An instructor in Hamline University in Minnesota is making his first year students to a Mythbuster-type experiments to either confirm or debunk popular myths. In the process, they not only learn about the physics involved, but also learn how to properly do experiments to get reliable answers.
Physics Prof. Andy Rundquist gets the students access to the building materials and ballfields they need to answer life's pressing questions: Will tin foil scramble a speed radar? Can you climb out of a sandpit after being buried to the neck? Will a frozen golf ball fly farther?This is a terrific idea, and certainly is a heck of a lot more interesting than simply repeating the same experiments year in, year out. I don't know whether it will fulfill the basic syllabus for an intro physics class. I certainly think that something similar to this can be incorporated even in a standard set of the usual undergrad physics experiments now and then, to keep things interesting. I think any experiment in which the students have to design their own set of methods to solve a problem is extremely useful.

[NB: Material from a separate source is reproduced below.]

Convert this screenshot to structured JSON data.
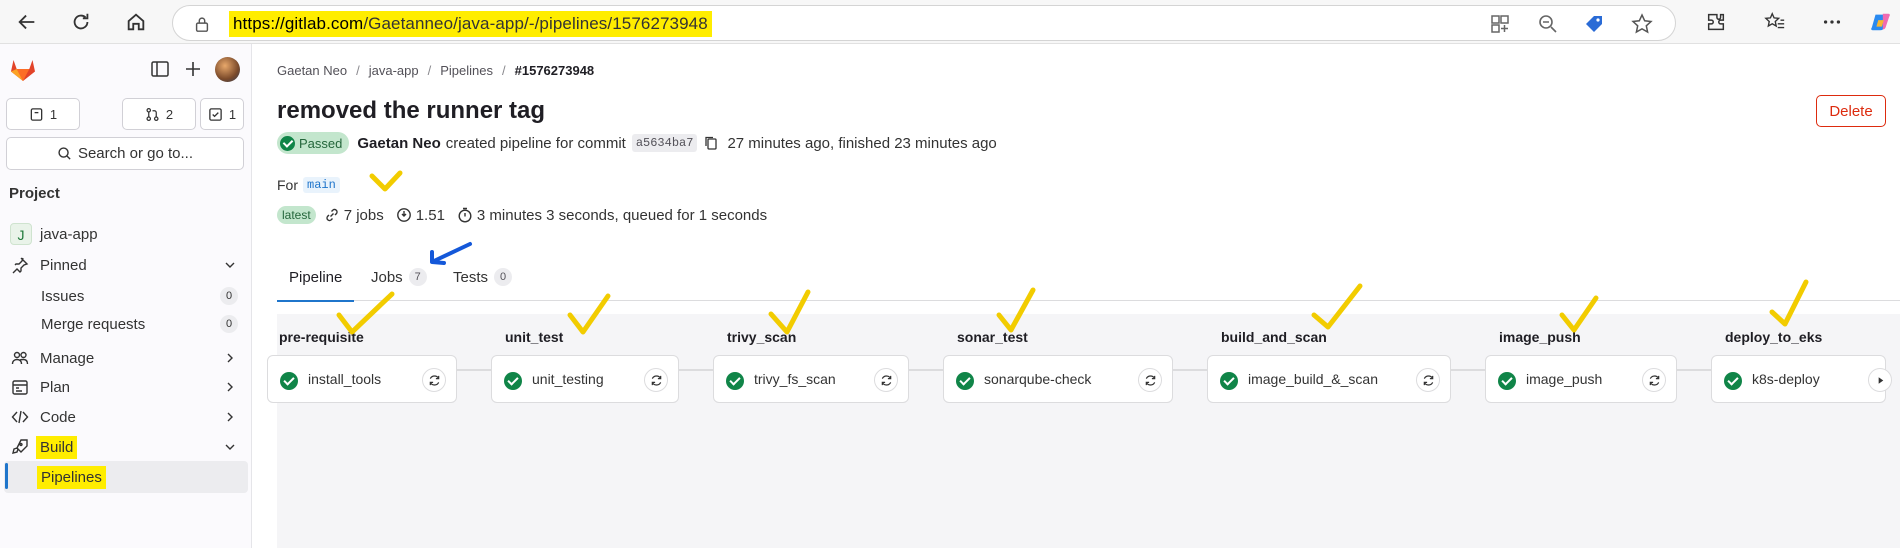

The myths must involve physics and no strange materials. "He put the kibosh on a bunch of ideas," reported Summer Haag, a first-year student from Rochester. For example, he nixed the question of whether a duck's quack would echo. "We weren't allowed to get a duck," she said.